# Software

# memisc: Tools for Management of Survey Data, Graphics, Programming, Statistics, and Simulation

`memisc`

The R package *memisc*, which is available at CRAN, provides tools for the management of survey data, graphics, statistics and simulation.

One of the aims of this package is to make life easier for useRs who deal with survey data sets. It provides an infrastructure for the management of survey data including value labels, definable missing values, recoding of variables, production of code books, and import of (subsets of) SPSS and Stata files. Further, it provides functionality to produce tables and data frames of arbitrary descriptive statistics and (almost) publication-ready tables of regression model estimates. Also some convenience tools for graphics, programming, and simulation are provided.

Development occurs on GitHub, where both releases and the development tree can be found.

`memisc`

# mclogit: Mixed conditional logit models in R

The package ‘mclogit’ implements the estimation of *mixed conditional logit* models via the PQL method as used in my article published in *Electoral Studies*. It is published on CRAN. Development occurs on GitHub, where both releases and the development tree can be found.

The probability that individual \(i\) chooses alternative \(j\) from choice set \(\mathcal{S}_i\) is \[ \pi_{ij} = \frac{\exp(\eta_{ij})}{\sum_{k\in\mathcal{S}_i}\exp(\eta_{ik})} \] with \[ \eta_{ij}=\beta_1x_{1ij}+\cdots+\beta_qx_{qij}+U_{ij} \] where \(x_{hij}\) are values of independent variables, \(\beta_h\) are parameters (coefficients), and \(U_{ij}\) are random effects with a normal distribution.

The package allows to specify that random effects are equal for all individuals within clusters \(\mathcal{C}_c\), that is \(U_{i_1j}=U_{i_2j}\) for \(i_1\in\mathcal{C}_c\) and \(i_2\in\mathcal{C}_c\), where such clusters also may be nested in a “multi-level” manner.

The “dependent variable” \(y_{ij}\) may be a “dummy variable” that is equal to 1 if individual \(i\) has chosen alternative \(j\) and 0 if s/he has chosen another alternative. For example, if all individuals \(i\) face the same set of five alternatives, then five values of the dependent variable would correspond to each individual with only one of the values being equal to one and the other four values being equal to zero. (This is sometimes called that the data are in “stacked” format.)

Also, if “covariate classes” of individuals are formed that share the same values of the independent variables *and* are members of the same cluster, and \(i\) indicates such a covariate class, \(y_{ij}\) may be the count of individuals from covariate class \(i\) that have chosen alternative \(j\).

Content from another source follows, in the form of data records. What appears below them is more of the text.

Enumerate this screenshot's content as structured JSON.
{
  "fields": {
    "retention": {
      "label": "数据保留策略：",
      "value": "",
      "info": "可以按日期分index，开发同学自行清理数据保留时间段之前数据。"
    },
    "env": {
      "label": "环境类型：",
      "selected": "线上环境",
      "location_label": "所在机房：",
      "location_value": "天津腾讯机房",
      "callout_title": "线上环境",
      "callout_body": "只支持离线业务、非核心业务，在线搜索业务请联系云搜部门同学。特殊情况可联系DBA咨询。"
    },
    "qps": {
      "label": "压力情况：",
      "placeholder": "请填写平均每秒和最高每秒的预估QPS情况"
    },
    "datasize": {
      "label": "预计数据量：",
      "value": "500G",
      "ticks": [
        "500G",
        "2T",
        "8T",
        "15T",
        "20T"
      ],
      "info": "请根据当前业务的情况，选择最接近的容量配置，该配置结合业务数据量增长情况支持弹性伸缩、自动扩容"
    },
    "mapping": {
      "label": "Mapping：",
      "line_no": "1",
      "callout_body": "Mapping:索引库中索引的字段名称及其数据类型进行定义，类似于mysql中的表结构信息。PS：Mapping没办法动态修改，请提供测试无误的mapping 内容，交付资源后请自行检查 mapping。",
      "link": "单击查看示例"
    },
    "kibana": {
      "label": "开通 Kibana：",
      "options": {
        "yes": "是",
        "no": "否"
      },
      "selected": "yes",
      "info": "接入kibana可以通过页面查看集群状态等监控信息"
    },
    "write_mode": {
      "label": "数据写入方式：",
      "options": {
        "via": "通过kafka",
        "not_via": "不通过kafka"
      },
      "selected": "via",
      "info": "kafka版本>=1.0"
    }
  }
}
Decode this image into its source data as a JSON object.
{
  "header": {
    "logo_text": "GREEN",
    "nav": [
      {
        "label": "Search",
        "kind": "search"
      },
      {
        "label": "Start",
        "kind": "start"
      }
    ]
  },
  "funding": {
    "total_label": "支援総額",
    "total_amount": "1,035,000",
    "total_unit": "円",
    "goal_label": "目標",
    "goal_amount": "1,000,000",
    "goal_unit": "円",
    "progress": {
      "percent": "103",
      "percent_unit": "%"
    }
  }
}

# munfold: Metric multidimensional unfolding in R

Multi-dimensional unfolding is a procedure to recover positions of two sets of points from a matrix of distances between the points of both groups. For some of my research work, I implemented the algorithm for metric multi-dimensional unfolding that Peter Schönemann published back in 1970 in Psychometrika. This is not the most advanced algorithm, however it is quite robust and quick when a large number of points is involved. Note that it is an algorithm for *metric* unfolding. That is, the input data need to be interpretable as real distances.

The package that contains my implementation of Schönemann’s algorithm is called *munfold*. It is now published on CRAN. Development occurs on GitHub, where both releases and the development tree can be found.